[Records excerpted from a collection]
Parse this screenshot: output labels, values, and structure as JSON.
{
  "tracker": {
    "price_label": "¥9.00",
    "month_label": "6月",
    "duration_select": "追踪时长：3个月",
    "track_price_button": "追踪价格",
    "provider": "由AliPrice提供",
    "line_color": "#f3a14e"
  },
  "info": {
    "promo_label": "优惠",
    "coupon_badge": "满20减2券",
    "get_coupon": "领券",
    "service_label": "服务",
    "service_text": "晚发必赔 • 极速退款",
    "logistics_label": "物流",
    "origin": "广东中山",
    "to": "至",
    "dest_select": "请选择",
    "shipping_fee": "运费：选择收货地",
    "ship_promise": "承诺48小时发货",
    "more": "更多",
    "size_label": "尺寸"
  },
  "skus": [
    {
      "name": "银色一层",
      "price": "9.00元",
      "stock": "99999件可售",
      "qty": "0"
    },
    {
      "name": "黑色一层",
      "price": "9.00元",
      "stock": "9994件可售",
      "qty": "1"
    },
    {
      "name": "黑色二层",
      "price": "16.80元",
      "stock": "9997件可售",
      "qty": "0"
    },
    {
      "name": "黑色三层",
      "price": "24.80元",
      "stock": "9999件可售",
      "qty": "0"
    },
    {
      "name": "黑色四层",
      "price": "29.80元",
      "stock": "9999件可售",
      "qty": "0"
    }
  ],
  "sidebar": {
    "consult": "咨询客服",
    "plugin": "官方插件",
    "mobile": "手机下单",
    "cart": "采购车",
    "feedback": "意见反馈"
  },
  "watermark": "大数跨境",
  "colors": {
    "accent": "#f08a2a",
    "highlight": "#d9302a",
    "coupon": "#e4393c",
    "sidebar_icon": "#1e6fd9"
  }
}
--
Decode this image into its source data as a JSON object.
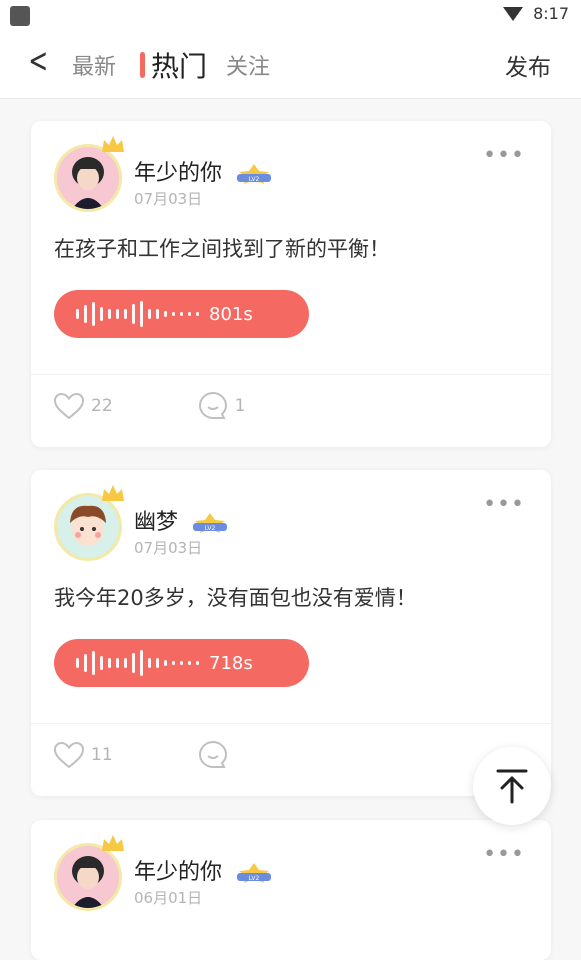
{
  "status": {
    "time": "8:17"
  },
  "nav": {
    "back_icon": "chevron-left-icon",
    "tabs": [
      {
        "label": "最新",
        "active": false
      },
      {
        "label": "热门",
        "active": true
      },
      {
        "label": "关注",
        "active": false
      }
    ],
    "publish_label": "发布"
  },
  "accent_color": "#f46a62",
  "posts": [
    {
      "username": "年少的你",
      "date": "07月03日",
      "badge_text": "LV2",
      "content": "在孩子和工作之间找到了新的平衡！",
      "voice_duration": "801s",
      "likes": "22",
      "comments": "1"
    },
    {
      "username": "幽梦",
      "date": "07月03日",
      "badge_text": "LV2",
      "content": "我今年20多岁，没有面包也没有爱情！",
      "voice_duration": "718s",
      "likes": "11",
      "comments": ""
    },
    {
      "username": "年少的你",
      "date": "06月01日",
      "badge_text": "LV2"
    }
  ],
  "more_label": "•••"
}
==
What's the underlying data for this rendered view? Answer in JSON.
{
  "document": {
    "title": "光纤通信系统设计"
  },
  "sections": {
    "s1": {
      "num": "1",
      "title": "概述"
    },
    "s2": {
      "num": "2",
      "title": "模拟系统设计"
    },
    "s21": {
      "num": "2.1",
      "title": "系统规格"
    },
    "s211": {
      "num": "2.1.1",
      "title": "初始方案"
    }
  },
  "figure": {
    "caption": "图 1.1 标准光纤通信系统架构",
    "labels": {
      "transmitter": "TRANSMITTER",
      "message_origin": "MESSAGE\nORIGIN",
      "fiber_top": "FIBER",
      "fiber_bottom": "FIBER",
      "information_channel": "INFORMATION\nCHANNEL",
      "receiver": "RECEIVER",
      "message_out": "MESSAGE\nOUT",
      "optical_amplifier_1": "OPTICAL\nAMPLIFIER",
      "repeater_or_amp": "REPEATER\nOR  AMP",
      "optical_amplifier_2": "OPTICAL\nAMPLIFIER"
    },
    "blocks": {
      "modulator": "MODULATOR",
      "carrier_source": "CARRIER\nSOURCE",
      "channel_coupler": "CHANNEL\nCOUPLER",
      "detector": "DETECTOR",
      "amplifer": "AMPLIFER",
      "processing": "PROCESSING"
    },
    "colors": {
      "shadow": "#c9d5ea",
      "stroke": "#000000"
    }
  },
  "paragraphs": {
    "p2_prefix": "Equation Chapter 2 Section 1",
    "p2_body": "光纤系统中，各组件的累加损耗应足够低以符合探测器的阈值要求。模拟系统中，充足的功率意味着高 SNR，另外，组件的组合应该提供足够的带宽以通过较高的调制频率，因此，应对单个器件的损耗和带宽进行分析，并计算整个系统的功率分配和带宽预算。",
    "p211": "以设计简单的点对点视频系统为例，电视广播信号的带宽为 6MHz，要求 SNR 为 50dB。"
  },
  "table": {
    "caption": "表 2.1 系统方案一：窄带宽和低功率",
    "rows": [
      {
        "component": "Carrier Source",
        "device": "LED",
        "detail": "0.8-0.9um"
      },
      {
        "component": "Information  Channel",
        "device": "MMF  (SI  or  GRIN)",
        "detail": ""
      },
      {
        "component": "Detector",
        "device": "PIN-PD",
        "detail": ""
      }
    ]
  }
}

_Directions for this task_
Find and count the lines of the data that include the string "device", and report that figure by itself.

_Expected answer_
3